“Just look at these portraits.” The Passer says and pulls up a sitting from the young Photographer that she worked with the week before. “There.”
“Not bad.” I say as I lean in to look at a group of about twenty-five portraits of a pretty young woman. Headshots, three quarter lengths, full length, floor poses, a couple of low key shoots using narrow lighting and one really nice shot using butterfly lighting. “I’m not sure I would have taken quite so many myself.”
“You think?” She says as she scrolls through portraits. “She was twenty years old! She wasn’t going to buy any portraits.”
As an Assembly Line Portrait Photographer the bulk of the people I see are not exactly super model material. I do get the occasion beauty and I might take a couple of extra shots-if they are with their parents, and especially if they are with a single Dad. Dads with daughters are money in the bank. Pretty young girls on their own, well, not so much.

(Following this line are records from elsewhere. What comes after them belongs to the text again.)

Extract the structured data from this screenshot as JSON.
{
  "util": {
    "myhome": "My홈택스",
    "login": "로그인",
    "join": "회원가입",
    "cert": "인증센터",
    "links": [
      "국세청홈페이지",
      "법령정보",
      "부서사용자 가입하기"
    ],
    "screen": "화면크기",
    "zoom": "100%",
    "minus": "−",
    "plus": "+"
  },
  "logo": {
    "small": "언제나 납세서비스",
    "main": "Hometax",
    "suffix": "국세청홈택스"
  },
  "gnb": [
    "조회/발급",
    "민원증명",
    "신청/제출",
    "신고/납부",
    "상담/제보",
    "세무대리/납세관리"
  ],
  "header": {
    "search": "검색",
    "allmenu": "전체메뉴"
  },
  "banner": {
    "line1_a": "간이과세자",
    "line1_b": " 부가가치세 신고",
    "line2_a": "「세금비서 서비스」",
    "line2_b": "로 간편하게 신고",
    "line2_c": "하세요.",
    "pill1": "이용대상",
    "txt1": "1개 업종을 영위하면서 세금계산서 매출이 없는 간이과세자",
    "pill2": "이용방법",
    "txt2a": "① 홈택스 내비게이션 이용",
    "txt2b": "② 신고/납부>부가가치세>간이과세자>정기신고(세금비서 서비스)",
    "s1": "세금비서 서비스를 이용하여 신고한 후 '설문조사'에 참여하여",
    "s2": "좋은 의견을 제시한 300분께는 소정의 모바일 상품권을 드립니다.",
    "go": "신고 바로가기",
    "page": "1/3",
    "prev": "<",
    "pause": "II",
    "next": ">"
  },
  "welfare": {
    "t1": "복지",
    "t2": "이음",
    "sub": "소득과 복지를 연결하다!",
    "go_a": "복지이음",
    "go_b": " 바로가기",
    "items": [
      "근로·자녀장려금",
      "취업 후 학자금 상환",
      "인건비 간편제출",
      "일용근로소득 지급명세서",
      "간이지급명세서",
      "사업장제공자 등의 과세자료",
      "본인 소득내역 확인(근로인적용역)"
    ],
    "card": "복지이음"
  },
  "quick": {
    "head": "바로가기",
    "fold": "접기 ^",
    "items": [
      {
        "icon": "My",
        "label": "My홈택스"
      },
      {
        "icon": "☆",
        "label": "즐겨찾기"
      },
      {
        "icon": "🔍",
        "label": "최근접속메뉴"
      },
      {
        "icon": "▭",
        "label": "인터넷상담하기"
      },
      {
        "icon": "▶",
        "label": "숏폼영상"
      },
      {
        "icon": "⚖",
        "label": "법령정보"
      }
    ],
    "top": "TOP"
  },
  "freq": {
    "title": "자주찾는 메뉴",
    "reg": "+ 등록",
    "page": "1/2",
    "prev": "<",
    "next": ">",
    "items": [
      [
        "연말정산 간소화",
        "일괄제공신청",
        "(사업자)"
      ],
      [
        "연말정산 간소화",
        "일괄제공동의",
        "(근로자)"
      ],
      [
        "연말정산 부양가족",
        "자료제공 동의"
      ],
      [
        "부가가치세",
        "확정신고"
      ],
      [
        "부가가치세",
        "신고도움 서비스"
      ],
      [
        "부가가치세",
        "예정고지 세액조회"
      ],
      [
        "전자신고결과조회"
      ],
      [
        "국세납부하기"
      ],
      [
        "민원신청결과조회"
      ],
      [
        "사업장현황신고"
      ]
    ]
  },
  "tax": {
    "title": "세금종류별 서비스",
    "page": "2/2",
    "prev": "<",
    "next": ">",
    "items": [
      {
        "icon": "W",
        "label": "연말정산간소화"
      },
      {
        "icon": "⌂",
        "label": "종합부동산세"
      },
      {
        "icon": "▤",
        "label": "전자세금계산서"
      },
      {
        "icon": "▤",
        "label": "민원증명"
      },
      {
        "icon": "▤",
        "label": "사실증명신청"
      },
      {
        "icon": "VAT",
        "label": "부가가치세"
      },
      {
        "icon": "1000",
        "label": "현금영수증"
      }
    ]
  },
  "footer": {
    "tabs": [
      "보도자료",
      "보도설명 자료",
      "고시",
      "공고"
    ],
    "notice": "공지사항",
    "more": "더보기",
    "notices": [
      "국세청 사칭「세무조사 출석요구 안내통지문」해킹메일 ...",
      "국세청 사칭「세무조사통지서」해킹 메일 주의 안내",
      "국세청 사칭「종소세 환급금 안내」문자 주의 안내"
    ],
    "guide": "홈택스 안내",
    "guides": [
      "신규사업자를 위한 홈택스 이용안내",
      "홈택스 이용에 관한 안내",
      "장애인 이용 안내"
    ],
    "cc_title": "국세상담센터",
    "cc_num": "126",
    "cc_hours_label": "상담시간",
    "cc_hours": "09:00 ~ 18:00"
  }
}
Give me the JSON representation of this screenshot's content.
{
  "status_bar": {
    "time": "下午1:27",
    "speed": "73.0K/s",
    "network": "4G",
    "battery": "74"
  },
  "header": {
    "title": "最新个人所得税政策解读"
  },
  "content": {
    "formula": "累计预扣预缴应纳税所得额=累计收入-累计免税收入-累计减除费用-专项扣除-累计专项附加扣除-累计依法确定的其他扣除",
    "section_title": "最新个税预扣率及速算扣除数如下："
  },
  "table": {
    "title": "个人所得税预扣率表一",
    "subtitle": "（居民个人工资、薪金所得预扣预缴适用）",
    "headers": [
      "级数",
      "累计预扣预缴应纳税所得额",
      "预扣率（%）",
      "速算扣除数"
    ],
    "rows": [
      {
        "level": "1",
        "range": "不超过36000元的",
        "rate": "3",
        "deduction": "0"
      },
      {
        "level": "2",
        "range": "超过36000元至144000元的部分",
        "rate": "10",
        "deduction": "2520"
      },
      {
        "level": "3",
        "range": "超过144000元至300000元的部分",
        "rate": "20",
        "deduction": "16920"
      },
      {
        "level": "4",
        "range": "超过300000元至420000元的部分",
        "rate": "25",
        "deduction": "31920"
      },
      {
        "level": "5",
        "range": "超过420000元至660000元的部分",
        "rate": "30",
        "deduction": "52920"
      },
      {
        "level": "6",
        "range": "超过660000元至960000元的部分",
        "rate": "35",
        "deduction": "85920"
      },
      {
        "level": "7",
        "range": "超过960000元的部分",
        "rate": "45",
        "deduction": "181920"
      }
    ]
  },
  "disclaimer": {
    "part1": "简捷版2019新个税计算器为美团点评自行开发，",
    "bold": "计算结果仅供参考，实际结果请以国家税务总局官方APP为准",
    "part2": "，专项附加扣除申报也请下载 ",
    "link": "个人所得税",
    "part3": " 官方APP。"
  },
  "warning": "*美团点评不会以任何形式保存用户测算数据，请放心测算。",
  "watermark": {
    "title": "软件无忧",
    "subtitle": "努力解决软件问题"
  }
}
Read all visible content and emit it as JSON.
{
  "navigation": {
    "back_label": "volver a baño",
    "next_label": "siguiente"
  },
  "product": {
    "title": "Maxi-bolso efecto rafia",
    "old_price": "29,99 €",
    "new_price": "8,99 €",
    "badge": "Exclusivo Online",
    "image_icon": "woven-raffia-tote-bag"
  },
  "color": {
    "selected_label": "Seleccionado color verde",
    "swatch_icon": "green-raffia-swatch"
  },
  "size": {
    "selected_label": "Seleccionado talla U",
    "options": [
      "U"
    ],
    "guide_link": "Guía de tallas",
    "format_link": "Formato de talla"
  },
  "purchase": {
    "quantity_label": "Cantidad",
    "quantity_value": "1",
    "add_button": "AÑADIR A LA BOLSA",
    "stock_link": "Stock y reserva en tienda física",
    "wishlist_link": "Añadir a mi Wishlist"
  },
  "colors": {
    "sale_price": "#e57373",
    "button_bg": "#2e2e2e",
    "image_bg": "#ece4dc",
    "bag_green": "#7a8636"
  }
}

Usually good looking people are not big buyers anyway. They know they are good looking and likely have better portraits at home. Some of these people will never move past that period in their lives when they were perfect and will forever hate every portrait taken that makes them look like they have aged, which, sadly, we all do.
I have known a lot of younger Photographers who have gone out of their way to take a lot of great portraits of young women. This is not because they think the young women will buy the portraits, it’s because they like looking at the young woman. I have also worked with women who like to look at young men and they have spent more time with them than strictly needed as well.
Time was that I liked spending a bit of extra time with the pretty girls as well, and I do like showing off my portrait taking skills when I have a Subject that I can work with. But I am no longer interested in the girls per se, I am interested in creating interesting portraits. This may have something to do with the fact that pretty young things now look right through me. Maybe that’s why all these Congressmen like flirting online so much.
I take a lot of portraits of single people. Most of them don’t look all that marvelous, but some of them do. I still do my best to make them look good. I take a few more portraits of individuals than I used to, and some of these shots are among my best work. But they don’t buy a lot, so it is mostly just for practice in case I go into the Corporate Headshot business some day.
Older couples is where the real money is. Most young families I see don’t have money to spend on portraits, or don’t have enough money. They do most of their portrait shopping at the Big Box Stores. Besides, they all have those damned cell phones and don’t even consider the absurd idea of paying for a photograph.
And so it is that the end of the line is plainly in sight. Our core audience is dying off and within twenty years, we will simply have no customers. Of course, by then, everyone will be living in The Matrix anyway and no one will need a portrait.
One of the keys to successful portrait photography is someone who thinks they look marvelous, whether they do or not. I see more people with low self esteem, but I also see people who absolutely love themselves. They hop up, run over to the monitor and say something like-wow, I look great! I love working with these people. They like themselves, they buy pictures, and they come around after the sales session to tell me what a great job I did.
For the most part, people take having their portrait taken in stride, as if it were a flu shot or a traffic jam or some other mildly annoying bit of business they have to get over with. These good people may or may not buy. They are not really interested, but if you happen to catch them in the right mood, who knows? I have never been able to tell who will buy and who will hit the door running.
A big part of Assembly Line Portrait work is telling people they look good, they look great, that their portraits are the best you have taken all day, and so on and so forth. Of course, I don’t tell everyone they look marvelous. If someone comes in wearing dirty clothes and surrounded by a small cloud like Pig-Pen from Peanuts, well, I just want them out of my room as soon as possible.
The other day a man came in and I took some great portraits of him. We were at a Good Shoot and just about everyone was buying. But this man just looked at the pictures and said he didn’t see anything he liked. He really did look great in the portraits, but as I may have mentioned from time to time, the quality of the portraits don’t always matter that much.
Of course, telling someone you look marvelous doesn’t always get a smile. People under, oh, twenty-five years old or so don’t get the reference. Billy Crystal had a comedy bit in 1985 in which he made fun of 1960s heart throb Fernando Lamas. Fernando looks pretty marvelous in this classic Hollywood glamor shot.
I love Hollywood lighting, but not everyone is a fan of strong shadows and distracting backgrounds. But hey, trust me, this is what will make you look marvelous.